PROBLEM TO SOLVE:
The required result is every line of the records that includes "this".

═══ TASK INPUT

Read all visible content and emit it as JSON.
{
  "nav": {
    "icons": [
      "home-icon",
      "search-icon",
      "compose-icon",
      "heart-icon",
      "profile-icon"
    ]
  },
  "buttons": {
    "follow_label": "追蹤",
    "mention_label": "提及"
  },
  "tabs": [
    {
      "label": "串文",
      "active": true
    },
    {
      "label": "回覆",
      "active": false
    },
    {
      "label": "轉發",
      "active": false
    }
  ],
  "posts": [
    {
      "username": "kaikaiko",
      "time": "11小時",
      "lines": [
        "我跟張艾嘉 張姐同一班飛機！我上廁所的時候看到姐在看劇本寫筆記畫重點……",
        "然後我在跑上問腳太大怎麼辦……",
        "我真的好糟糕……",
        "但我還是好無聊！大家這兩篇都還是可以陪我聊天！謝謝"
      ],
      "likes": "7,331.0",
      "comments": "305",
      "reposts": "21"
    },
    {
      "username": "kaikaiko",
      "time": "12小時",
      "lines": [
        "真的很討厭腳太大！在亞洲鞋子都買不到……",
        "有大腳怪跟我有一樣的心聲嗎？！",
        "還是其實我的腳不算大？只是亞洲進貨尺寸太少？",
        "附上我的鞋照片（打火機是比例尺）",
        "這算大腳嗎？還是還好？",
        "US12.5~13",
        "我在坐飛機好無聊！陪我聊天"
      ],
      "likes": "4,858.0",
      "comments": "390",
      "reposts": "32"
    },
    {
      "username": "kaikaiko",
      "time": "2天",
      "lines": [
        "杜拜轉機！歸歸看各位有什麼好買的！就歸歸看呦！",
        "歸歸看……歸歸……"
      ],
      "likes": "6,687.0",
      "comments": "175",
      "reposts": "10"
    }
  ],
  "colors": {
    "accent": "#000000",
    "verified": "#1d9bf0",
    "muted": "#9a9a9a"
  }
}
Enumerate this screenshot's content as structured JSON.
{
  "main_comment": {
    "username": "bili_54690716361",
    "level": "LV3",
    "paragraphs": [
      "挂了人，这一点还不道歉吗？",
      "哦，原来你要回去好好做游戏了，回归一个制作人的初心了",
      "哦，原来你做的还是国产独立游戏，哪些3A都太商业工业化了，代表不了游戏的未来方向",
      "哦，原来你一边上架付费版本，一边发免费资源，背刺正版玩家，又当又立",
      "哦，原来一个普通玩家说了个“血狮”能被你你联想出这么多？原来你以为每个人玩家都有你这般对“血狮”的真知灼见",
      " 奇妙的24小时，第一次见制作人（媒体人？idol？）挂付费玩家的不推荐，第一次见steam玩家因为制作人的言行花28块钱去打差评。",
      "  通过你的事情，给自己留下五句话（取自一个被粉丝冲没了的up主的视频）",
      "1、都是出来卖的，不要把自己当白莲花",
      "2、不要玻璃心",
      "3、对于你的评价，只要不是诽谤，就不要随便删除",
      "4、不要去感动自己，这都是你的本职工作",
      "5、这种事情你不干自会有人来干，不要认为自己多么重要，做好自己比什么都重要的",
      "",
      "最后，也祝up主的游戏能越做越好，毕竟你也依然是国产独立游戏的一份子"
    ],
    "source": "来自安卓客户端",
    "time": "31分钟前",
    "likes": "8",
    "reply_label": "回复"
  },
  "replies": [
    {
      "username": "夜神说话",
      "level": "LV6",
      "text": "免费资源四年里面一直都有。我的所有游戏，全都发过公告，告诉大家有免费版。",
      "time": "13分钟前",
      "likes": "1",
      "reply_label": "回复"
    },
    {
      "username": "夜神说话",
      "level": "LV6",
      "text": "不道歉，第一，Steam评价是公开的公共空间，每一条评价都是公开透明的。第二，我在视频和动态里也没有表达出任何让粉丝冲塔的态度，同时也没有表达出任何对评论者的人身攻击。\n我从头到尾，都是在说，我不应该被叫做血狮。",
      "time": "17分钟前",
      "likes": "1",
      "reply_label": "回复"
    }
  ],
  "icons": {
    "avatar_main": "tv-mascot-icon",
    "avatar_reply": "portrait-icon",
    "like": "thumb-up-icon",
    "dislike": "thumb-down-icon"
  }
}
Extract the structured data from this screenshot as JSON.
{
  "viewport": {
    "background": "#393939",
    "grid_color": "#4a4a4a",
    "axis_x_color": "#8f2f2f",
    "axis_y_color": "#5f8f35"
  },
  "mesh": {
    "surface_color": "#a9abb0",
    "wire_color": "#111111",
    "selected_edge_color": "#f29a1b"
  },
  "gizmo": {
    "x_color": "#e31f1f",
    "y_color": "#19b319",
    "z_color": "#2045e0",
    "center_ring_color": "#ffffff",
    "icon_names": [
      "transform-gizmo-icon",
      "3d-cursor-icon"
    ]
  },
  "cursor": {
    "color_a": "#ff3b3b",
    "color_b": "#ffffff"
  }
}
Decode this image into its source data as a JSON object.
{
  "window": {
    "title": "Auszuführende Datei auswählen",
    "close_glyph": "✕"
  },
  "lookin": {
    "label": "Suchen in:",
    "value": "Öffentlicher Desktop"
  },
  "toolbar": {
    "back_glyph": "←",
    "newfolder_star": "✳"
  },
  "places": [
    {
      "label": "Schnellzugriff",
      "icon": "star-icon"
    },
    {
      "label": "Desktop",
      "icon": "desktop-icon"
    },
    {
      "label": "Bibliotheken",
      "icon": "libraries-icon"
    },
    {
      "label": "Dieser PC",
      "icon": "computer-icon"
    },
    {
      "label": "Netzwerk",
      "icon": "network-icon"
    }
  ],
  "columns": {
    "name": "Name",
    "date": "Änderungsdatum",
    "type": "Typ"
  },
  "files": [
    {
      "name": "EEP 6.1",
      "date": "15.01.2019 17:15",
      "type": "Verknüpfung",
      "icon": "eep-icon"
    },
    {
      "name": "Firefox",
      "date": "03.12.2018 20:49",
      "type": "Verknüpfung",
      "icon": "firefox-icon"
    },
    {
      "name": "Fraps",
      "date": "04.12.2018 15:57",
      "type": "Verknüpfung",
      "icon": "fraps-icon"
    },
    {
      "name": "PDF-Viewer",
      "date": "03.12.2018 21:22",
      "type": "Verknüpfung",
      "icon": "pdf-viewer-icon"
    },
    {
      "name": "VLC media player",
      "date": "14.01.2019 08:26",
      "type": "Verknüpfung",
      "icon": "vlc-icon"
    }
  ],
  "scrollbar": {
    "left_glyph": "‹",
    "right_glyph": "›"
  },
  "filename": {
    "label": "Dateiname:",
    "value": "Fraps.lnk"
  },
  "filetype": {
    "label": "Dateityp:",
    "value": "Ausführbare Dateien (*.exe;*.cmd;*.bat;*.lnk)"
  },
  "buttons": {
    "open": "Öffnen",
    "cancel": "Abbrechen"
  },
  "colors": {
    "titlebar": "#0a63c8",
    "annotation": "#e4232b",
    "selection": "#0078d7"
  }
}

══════

SOLUTION BELOW:
Enumerate this screenshot's content as structured JSON.
Extract the structured data from this screenshot as JSON.
Decode this image into its source data as a JSON object.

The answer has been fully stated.